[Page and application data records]
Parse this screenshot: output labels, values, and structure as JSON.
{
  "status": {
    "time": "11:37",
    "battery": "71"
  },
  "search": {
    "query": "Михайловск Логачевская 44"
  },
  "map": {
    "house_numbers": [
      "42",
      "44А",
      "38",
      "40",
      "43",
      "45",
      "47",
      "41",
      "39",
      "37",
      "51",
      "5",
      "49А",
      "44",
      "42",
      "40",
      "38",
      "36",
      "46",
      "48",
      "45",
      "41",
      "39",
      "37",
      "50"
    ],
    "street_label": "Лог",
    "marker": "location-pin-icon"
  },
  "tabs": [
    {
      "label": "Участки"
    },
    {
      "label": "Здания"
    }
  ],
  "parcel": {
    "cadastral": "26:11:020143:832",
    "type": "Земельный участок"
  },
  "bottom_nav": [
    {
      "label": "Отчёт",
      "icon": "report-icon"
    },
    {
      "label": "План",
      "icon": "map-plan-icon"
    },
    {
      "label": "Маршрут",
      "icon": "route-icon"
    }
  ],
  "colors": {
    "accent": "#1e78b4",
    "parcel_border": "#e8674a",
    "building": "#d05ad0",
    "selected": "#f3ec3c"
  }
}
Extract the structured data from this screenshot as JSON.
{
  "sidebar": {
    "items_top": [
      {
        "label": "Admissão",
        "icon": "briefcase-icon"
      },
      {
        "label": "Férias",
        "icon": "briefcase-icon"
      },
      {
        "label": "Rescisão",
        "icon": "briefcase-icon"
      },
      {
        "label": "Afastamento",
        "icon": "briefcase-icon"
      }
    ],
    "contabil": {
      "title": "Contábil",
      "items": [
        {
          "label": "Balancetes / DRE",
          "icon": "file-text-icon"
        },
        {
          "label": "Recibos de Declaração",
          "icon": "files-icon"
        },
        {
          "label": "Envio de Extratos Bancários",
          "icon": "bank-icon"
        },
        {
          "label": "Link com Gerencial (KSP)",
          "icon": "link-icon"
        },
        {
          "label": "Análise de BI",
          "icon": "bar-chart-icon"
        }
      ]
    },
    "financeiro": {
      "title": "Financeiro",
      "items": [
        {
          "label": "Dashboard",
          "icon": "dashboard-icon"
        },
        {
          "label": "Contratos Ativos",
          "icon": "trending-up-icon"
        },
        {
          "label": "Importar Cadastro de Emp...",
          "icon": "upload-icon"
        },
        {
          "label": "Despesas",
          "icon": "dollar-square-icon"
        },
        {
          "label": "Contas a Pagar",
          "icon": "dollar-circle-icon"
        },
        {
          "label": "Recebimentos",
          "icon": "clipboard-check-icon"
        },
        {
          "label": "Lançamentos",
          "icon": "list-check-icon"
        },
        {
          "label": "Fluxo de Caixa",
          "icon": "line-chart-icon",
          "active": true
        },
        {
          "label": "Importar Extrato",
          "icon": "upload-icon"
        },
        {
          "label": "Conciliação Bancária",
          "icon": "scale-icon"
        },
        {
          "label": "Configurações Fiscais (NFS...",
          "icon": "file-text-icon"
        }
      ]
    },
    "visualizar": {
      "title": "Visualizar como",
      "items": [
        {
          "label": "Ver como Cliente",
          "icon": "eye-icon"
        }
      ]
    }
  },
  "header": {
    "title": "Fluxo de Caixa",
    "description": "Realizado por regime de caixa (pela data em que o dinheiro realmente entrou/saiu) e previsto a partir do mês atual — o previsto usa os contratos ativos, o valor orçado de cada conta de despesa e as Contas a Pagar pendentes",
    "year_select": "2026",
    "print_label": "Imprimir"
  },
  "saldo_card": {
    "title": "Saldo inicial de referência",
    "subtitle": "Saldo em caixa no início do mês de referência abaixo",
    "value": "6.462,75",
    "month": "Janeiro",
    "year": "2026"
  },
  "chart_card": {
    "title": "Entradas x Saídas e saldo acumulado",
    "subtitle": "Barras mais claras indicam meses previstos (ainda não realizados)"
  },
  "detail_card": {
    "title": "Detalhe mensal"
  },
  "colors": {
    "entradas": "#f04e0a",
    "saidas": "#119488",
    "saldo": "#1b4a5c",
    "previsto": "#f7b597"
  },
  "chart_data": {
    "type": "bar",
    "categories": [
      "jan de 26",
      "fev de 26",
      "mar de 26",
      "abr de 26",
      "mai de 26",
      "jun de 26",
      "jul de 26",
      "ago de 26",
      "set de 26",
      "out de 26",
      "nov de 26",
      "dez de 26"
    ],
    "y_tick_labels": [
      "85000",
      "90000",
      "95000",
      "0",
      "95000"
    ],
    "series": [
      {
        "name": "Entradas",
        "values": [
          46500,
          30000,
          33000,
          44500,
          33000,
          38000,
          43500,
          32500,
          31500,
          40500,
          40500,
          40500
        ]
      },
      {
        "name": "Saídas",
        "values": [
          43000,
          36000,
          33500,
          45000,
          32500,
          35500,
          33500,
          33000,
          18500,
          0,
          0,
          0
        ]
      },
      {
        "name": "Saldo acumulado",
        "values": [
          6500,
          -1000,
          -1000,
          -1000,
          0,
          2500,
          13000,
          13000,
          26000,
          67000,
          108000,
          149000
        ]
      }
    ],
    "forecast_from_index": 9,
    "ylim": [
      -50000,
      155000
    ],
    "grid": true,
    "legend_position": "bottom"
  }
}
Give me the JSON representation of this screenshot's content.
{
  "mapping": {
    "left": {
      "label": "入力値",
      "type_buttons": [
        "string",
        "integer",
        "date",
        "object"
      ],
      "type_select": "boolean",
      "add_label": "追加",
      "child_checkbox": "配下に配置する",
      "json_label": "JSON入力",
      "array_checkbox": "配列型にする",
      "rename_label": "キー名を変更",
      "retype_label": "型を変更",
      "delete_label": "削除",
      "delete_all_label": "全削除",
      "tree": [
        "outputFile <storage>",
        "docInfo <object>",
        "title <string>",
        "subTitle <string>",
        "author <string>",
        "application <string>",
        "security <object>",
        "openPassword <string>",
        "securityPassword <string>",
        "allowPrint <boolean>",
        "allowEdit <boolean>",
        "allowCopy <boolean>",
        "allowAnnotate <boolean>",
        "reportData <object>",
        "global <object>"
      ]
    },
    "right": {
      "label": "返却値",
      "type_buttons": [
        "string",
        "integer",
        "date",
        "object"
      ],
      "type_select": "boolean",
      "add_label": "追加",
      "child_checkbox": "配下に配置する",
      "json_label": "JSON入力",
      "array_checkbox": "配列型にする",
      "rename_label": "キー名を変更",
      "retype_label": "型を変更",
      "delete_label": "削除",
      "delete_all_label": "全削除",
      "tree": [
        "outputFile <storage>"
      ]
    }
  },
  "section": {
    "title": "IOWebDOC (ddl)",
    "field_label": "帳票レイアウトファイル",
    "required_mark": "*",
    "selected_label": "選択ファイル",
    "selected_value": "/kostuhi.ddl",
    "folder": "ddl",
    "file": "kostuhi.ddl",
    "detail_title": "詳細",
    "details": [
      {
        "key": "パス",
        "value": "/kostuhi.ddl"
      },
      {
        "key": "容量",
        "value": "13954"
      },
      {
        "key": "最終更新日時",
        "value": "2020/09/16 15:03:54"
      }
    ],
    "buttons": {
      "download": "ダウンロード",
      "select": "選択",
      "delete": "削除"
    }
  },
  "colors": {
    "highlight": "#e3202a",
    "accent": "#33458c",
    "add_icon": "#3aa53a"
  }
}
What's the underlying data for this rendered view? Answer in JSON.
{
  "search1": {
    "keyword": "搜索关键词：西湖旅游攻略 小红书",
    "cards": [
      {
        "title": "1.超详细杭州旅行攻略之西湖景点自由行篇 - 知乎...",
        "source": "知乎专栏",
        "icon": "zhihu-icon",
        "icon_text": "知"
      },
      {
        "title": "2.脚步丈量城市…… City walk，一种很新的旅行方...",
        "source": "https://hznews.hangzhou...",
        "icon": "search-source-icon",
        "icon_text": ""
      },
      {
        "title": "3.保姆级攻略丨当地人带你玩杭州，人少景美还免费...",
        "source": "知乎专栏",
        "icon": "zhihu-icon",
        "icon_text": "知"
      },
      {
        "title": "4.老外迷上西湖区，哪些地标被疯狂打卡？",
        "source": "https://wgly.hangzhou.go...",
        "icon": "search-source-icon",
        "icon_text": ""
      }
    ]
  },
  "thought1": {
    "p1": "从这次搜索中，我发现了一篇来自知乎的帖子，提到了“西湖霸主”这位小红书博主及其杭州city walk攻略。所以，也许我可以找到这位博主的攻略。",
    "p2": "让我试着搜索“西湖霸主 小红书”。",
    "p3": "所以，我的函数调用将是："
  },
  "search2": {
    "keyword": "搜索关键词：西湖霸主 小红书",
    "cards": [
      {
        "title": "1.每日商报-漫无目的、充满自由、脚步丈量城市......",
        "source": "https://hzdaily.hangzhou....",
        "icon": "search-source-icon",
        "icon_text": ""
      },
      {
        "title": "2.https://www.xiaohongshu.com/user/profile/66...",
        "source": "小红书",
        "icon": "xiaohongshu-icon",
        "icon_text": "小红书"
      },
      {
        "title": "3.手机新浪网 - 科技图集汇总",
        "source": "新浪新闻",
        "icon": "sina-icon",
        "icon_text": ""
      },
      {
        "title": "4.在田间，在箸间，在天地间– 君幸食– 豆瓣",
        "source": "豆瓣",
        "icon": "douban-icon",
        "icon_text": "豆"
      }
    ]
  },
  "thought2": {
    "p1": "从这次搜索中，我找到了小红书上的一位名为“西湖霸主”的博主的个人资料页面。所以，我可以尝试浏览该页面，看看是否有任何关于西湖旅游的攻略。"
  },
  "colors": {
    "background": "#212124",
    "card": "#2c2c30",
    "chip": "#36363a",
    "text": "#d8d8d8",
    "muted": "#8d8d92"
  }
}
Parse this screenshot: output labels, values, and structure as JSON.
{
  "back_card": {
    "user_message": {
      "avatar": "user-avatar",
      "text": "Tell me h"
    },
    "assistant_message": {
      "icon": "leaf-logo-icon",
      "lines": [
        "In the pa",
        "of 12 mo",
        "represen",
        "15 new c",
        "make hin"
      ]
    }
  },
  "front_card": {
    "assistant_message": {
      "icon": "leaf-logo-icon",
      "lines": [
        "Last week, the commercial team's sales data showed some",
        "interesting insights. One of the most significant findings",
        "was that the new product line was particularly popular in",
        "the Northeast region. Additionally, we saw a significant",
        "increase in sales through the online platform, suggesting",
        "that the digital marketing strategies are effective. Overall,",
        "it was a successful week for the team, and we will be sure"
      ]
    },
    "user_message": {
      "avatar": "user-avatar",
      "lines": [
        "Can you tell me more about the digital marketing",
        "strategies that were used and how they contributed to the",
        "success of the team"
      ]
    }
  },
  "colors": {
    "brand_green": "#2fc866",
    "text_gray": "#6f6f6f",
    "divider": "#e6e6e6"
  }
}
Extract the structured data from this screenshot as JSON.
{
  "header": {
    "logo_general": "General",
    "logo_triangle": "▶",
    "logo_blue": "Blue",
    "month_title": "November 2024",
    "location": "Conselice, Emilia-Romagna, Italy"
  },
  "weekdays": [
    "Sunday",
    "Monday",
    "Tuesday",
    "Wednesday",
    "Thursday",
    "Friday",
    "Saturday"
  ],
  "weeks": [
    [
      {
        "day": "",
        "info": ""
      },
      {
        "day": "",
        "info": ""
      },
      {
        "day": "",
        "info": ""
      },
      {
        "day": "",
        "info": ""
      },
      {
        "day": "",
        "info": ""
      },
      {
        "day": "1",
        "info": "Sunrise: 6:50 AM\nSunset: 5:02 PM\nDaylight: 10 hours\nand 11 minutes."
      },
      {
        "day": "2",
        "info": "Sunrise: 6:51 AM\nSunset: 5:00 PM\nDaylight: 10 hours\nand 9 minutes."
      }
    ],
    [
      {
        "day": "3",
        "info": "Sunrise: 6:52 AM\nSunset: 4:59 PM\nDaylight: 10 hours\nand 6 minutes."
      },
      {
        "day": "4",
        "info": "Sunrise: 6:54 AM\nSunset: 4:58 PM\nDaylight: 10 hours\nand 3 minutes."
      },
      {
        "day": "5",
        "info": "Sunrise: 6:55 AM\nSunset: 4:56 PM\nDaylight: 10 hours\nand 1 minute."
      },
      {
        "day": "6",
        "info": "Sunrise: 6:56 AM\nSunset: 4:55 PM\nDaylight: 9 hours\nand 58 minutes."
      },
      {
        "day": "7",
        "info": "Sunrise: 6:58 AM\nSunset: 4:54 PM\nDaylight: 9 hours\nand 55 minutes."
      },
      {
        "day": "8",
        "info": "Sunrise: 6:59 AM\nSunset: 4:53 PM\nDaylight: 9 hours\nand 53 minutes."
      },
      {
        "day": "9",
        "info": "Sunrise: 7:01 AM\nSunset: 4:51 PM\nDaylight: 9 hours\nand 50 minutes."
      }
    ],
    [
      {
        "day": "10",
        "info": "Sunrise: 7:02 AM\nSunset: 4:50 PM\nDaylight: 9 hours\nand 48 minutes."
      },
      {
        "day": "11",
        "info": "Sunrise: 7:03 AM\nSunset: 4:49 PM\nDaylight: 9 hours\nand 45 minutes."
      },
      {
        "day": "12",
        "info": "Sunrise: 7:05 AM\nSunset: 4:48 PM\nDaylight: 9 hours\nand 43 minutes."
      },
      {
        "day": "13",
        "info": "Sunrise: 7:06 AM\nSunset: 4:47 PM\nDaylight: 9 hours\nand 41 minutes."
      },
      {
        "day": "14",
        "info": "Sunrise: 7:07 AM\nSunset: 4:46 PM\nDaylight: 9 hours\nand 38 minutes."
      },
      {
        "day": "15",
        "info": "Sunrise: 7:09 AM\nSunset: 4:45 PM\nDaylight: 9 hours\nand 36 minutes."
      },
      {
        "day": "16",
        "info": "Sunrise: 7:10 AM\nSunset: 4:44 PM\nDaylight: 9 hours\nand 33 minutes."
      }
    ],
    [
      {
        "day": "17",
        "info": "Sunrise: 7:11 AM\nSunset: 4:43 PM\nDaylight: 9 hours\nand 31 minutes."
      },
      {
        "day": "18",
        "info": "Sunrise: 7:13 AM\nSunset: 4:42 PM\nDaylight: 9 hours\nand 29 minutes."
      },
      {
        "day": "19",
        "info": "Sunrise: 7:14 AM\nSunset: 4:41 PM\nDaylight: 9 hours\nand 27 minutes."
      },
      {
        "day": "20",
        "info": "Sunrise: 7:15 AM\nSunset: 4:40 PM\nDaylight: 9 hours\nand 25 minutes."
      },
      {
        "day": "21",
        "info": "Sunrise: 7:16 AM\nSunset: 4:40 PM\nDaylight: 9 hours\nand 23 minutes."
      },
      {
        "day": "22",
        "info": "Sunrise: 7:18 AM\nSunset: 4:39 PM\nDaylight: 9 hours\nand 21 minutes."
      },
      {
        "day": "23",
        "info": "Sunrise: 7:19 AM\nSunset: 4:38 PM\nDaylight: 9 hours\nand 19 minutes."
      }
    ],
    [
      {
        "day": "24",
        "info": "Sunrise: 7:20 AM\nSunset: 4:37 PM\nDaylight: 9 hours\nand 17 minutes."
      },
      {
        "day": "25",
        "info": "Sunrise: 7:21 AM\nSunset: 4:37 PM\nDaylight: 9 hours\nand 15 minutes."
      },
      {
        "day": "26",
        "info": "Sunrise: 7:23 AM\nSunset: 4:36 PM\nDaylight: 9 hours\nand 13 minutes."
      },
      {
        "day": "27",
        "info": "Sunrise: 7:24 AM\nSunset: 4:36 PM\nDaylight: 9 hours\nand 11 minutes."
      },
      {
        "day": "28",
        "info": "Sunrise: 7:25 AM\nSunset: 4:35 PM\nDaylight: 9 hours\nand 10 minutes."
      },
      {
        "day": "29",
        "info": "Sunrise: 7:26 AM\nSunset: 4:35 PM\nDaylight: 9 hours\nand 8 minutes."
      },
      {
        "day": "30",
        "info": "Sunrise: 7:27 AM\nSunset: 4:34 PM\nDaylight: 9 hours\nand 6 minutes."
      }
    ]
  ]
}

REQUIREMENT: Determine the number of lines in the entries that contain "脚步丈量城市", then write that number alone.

EXPECTED OUTPUT: 2